John Black still remembers his first horror movie, sneaking in to a double-feature of Horror House with Frankie Avalon and a Boris Karloff film he can’t remember the name of but will always remember for giving him his first glimpse of cinematic nudity as one of the actresses moved from the bed to the door without putting on any underwear! (Fond family memory: That glimpse, when discovered by his parents, cased John’s mom to call the theater and yelling at the manager for letting her son see ‘such filth’.) Luckily, John was more impressed by the blood and horror than the bare haunches and quickly became a devotee of the genre.

John has been a professional movie reviewer since 1987, when his first review – of a Robert De Niro film called Angel Heart – appeared in the entertainment section of The Cape Codder newspaper. He’s been writing about film ever since, primarily now as the entertainment editor at Boston Event Guide. Hardly a day goes by when he doesn’t watch at least one movie, which is how he thinks life was meant to be.
John Black
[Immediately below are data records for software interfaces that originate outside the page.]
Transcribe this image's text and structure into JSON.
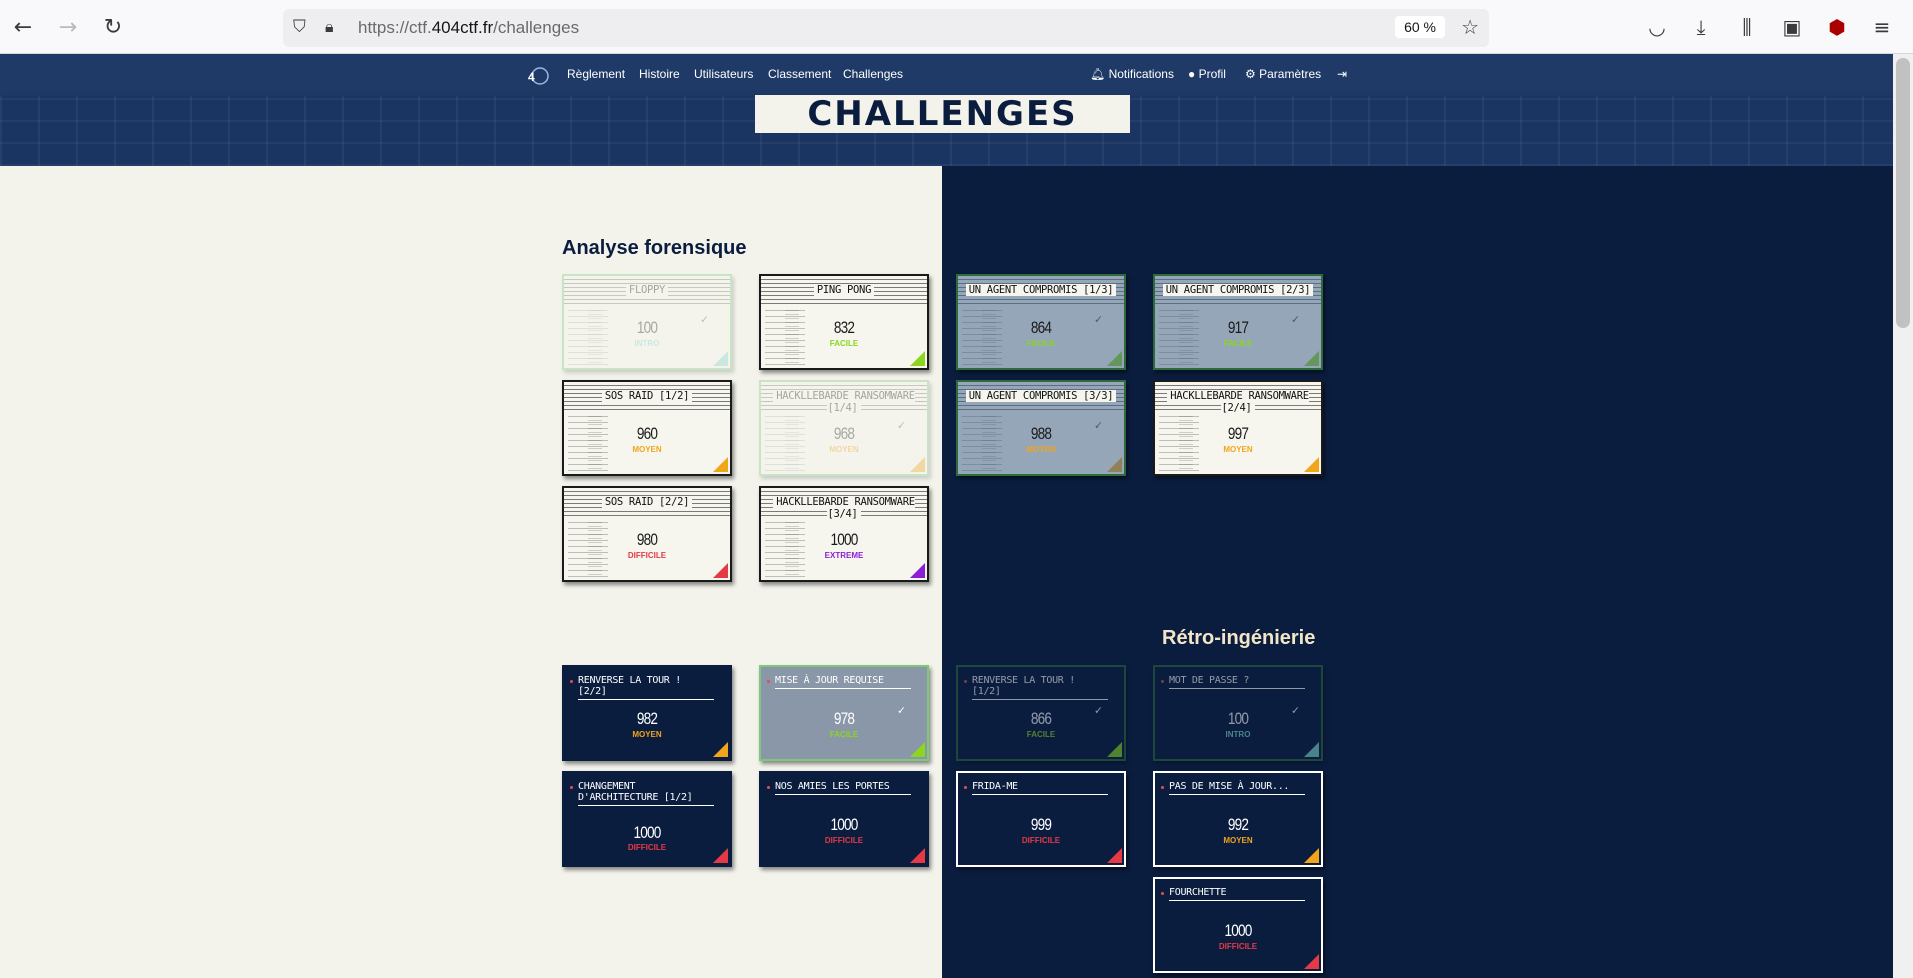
{
  "browser": {
    "url_prefix": "https://ctf.",
    "url_domain": "404ctf.fr",
    "url_path": "/challenges",
    "zoom": "60 %"
  },
  "nav": {
    "left": [
      "Règlement",
      "Histoire",
      "Utilisateurs",
      "Classement",
      "Challenges"
    ],
    "notifications": "Notifications",
    "profil": "Profil",
    "parametres": "Paramètres"
  },
  "banner_title": "CHALLENGES",
  "sections": {
    "forensic": "Analyse forensique",
    "reverse": "Rétro-ingénierie"
  },
  "colors": {
    "intro": "#7fd6c8",
    "facile": "#8bd61f",
    "moyen": "#f0a51a",
    "difficile": "#e53946",
    "extreme": "#8b1fd6"
  },
  "forensic_cards": [
    {
      "title": "FLOPPY",
      "points": "100",
      "level": "INTRO",
      "state": "faded",
      "check": "✓"
    },
    {
      "title": "PING PONG",
      "points": "832",
      "level": "FACILE",
      "state": "normal",
      "check": ""
    },
    {
      "title": "UN AGENT COMPROMIS [1/3]",
      "points": "864",
      "level": "FACILE",
      "state": "solved",
      "check": "✓"
    },
    {
      "title": "UN AGENT COMPROMIS [2/3]",
      "points": "917",
      "level": "FACILE",
      "state": "solved",
      "check": "✓"
    },
    {
      "title": "SOS RAID [1/2]",
      "points": "960",
      "level": "MOYEN",
      "state": "normal",
      "check": ""
    },
    {
      "title": "HACKLLEBARDE RANSOMWARE [1/4]",
      "points": "968",
      "level": "MOYEN",
      "state": "faded",
      "check": "✓"
    },
    {
      "title": "UN AGENT COMPROMIS [3/3]",
      "points": "988",
      "level": "MOYEN",
      "state": "solved",
      "check": "✓"
    },
    {
      "title": "HACKLLEBARDE RANSOMWARE [2/4]",
      "points": "997",
      "level": "MOYEN",
      "state": "normal",
      "check": ""
    },
    {
      "title": "SOS RAID [2/2]",
      "points": "980",
      "level": "DIFFICILE",
      "state": "normal",
      "check": ""
    },
    {
      "title": "HACKLLEBARDE RANSOMWARE [3/4]",
      "points": "1000",
      "level": "EXTREME",
      "state": "normal",
      "check": ""
    }
  ],
  "reverse_cards": [
    {
      "title": "RENVERSE LA TOUR ! [2/2]",
      "points": "982",
      "level": "MOYEN",
      "state": "normal",
      "check": ""
    },
    {
      "title": "MISE À JOUR REQUISE",
      "points": "978",
      "level": "FACILE",
      "state": "grey",
      "check": "✓"
    },
    {
      "title": "RENVERSE LA TOUR ! [1/2]",
      "points": "866",
      "level": "FACILE",
      "state": "faded",
      "check": "✓"
    },
    {
      "title": "MOT DE PASSE ?",
      "points": "100",
      "level": "INTRO",
      "state": "faded",
      "check": "✓"
    },
    {
      "title": "CHANGEMENT D'ARCHITECTURE [1/2]",
      "points": "1000",
      "level": "DIFFICILE",
      "state": "normal",
      "check": ""
    },
    {
      "title": "NOS AMIES LES PORTES",
      "points": "1000",
      "level": "DIFFICILE",
      "state": "normal",
      "check": ""
    },
    {
      "title": "FRIDA-ME",
      "points": "999",
      "level": "DIFFICILE",
      "state": "outlined",
      "check": ""
    },
    {
      "title": "PAS DE MISE À JOUR...",
      "points": "992",
      "level": "MOYEN",
      "state": "outlined",
      "check": ""
    },
    {
      "title": "FOURCHETTE",
      "points": "1000",
      "level": "DIFFICILE",
      "state": "outlined",
      "check": ""
    }
  ]
}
John Black still remembers his first horror movie, sneaking in to a double-feature of Horror House with Frankie Avalon and a Boris Karloff film he can’t remember the name of but will always remember for giving him his first glimpse of cinematic nudity as one of the actresses moved from the bed to the door without putting on any underwear! (Fond family memory: That glimpse, when discovered by his parents, cased John’s mom to call the theater and yelling at the manager for letting her son see ‘such filth’.) Luckily, John was more impressed by the blood and horror than the bare haunches and quickly became a devotee of the genre. John has been a professional movie reviewer since 1987, when his first review – of a Robert De Niro film called Angel Heart – appeared in the entertainment section of The Cape Codder newspaper. He’s been writing about film ever since, primarily now as the entertainment editor at Boston Event Guide. Hardly a day goes by when he doesn’t watch at least one movie, which is how he thinks life was meant to be.